    In my personal opinion that's something that is worth the required development resources, and in general should happen within the project.
  • The latter one is more complicated. First of all the premise that one can "migrate PostgreSQL workloads to Spark" seems to be flawed. While both Spark and PostgreSQL evolve, and probably have more in common today, than a few years ago, they're not even close enough to pretend that one can be replacement for the other. In contrast, existing compatibility layers between major vendors make sense, because feature disparity (at least when it comes to core functionality) is usually minimal. And that doesn't even touch the problem that PostgreSQL provides extensively used extension points that enable broad and evolving ecosystem (what should we do about continuous queries? Should Structured Streaming provide some compatibility layer as well?).

    More realistically Spark could provide a compatibility layer with some analytical tools that itself provide some PostgreSQL compatibility, but these are not always fully compatible with upstream PostgreSQL, nor necessarily follow the latest PostgreSQL development.

    Furthermore compatibility layer can be, within certain limits (i.e. availability of required primitives), maintained as a separate project, without putting more strain on existing resources. Effectively what we care about here is if we can translate certain SQL string into logical or physical plan.


On 11/26/19 3:26 PM, Wenchen Fan wrote:
Hi all,

Recently we start an effort to achieve feature parity between Spark and PostgreSQL: https://issues.apache.org/jira/browse/SPARK-27764

This goes very well. We've added many missing features(parser rules, built-in functions, etc.) to Spark, and also corrected several inappropriate behaviors of Spark to follow SQL standard and PostgreSQL. Many thanks to all the people that contribute to it!

There are several cases when adding a PostgreSQL feature:
1. Spark doesn't have this feature: just add it.
2. Spark has this feature, but the behavior is different:
    2.1 Spark's behavior doesn't make sense: change it to follow SQL standard and PostgreSQL, with a legacy config to restore the behavior.
    2.2 Spark's behavior makes sense but violates SQL standard: change the behavior to follow SQL standard and PostgreSQL, when the ansi mode is enabled (default false).
    2.3 Spark's behavior makes sense and doesn't violate SQL standard: adds the PostgreSQL behavior under the PostgreSQL dialect (default is Spark native dialect).
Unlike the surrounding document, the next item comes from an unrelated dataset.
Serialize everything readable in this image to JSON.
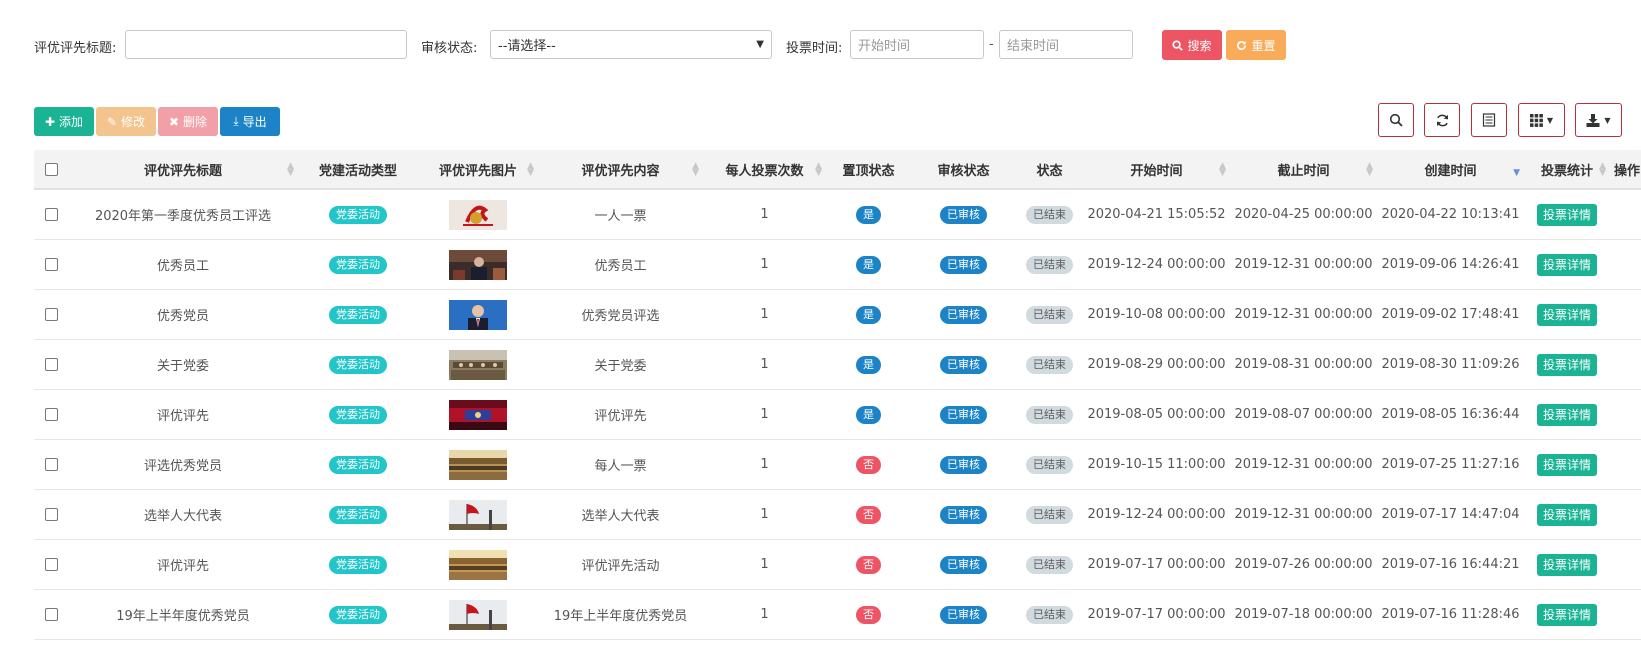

The PostgreSQL dialect itself is a good idea. It can help users to migrate PostgreSQL workloads to Spark. Other databases have this strategy too. For example, DB2 provides an oracle dialect.

However, there are so many differences between Spark and PostgreSQL, including SQL parsing, type coercion, function/operator behavior, data types, etc. I'm afraid that we may spend a lot of effort on it, and make the Spark codebase pretty complicated, but still not able to provide a usable PostgreSQL dialect.

Furthermore, it's not clear to me how many users have the requirement of migrating PostgreSQL workloads. I think it's much more important to make Spark ANSI-compliant first, which doesn't need that much of work.

Recently I've seen multiple PRs adding PostgreSQL cast functions, while our own cast function is not ANSI-compliant yet. This makes me think that, we should do something to properly prioritize ANSI mode over other dialects.

Here I'm proposing to hold off the PostgreSQL dialect. Let's remove it from the codebase before it's too late. Curently we only have 3 features under PostgreSQL dialect:
1. when casting string to boolean, `t`, `tr`, `tru`, `yes`, .. are also allowed as true string.
2. `date - date`  returns interval in Spark (SQL standard behavior), but return int in PostgreSQL
3. `int / int` returns double in Spark, but returns int in PostgreSQL. (there is no standard)

We should still add PostgreSQL features that Spark doesn't have, or Spark's behavior violates SQL standard. But for others, let's just update the answer files of PostgreSQL tests.

Any comments are welcome!

Thanks,
Wenchen
-- 
Best regards,
Maciej


--
Databricks Summit - Watch the talks 


--
---
Takeshi Yamamuro